__What the task asks__:
Go through the records below and tally the lines that include "drawing". Answer with the number only.

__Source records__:
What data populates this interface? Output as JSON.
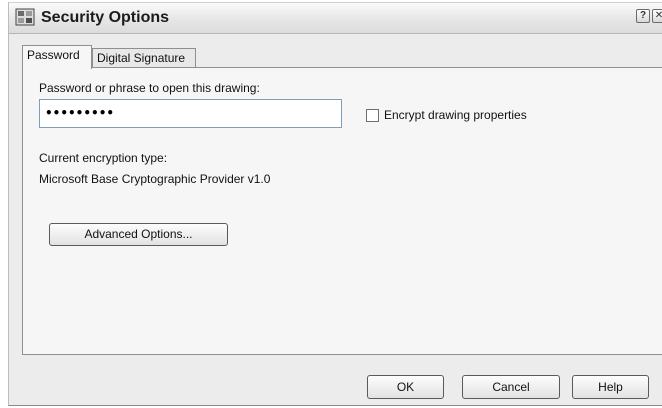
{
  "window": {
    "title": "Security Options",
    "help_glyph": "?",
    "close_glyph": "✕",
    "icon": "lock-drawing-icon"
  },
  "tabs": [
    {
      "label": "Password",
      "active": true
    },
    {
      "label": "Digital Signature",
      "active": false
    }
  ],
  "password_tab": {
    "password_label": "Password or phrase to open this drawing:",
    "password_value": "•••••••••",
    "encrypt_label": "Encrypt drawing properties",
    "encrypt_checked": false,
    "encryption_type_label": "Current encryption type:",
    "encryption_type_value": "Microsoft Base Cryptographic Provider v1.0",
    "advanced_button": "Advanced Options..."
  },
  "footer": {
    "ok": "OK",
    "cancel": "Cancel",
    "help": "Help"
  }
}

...

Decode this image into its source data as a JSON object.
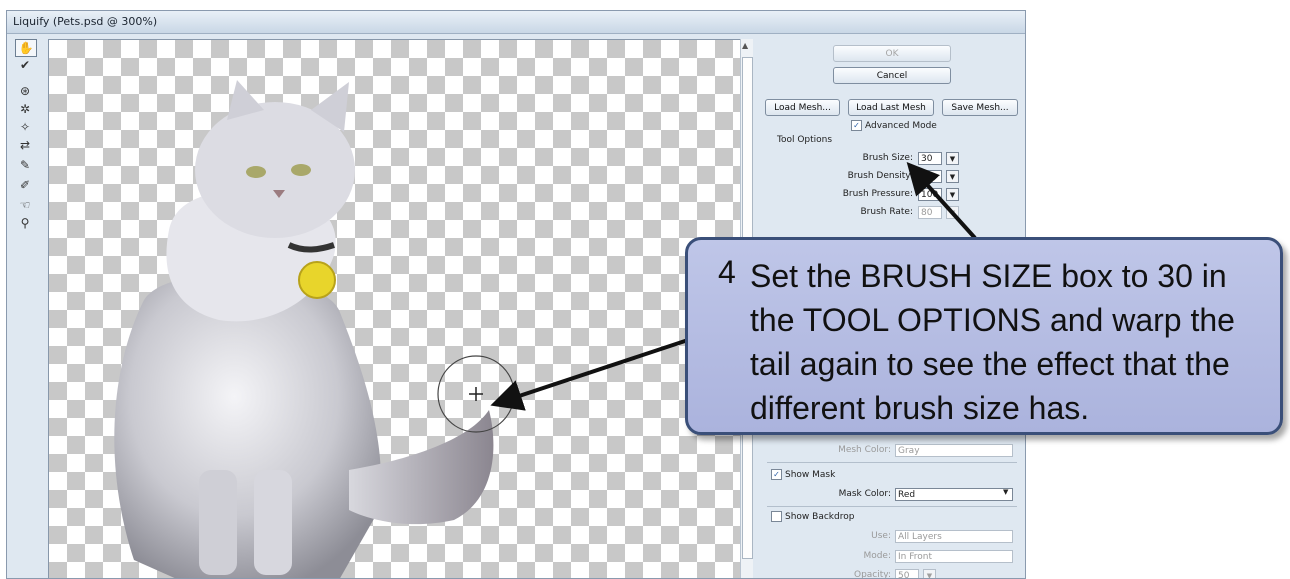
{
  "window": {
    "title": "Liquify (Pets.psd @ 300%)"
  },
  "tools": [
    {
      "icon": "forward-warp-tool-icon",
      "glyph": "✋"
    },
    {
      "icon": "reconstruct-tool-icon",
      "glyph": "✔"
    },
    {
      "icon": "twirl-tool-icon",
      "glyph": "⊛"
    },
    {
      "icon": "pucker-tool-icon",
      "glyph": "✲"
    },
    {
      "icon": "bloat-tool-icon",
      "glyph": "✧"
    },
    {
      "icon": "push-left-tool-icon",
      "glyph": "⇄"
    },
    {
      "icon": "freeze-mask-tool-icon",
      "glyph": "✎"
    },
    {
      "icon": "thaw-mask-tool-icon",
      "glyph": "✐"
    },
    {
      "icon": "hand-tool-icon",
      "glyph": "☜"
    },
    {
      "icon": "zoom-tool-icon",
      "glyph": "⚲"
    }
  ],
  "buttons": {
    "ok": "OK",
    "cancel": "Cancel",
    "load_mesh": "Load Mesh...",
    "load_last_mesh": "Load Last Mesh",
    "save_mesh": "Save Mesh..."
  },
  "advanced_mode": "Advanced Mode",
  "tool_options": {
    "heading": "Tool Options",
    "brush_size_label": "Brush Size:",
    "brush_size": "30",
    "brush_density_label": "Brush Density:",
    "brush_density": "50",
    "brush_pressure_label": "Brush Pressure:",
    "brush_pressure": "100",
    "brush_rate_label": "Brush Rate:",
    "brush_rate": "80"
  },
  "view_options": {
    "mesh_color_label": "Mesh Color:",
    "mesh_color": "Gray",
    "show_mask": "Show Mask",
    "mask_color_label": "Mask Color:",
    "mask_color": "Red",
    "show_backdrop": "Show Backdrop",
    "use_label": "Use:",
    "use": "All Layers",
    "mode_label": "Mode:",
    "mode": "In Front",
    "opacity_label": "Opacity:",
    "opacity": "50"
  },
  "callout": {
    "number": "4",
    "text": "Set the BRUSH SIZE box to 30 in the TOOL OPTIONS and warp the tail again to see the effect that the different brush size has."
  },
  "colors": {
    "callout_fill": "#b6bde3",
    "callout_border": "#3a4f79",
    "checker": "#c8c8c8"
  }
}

__Written reply__:
3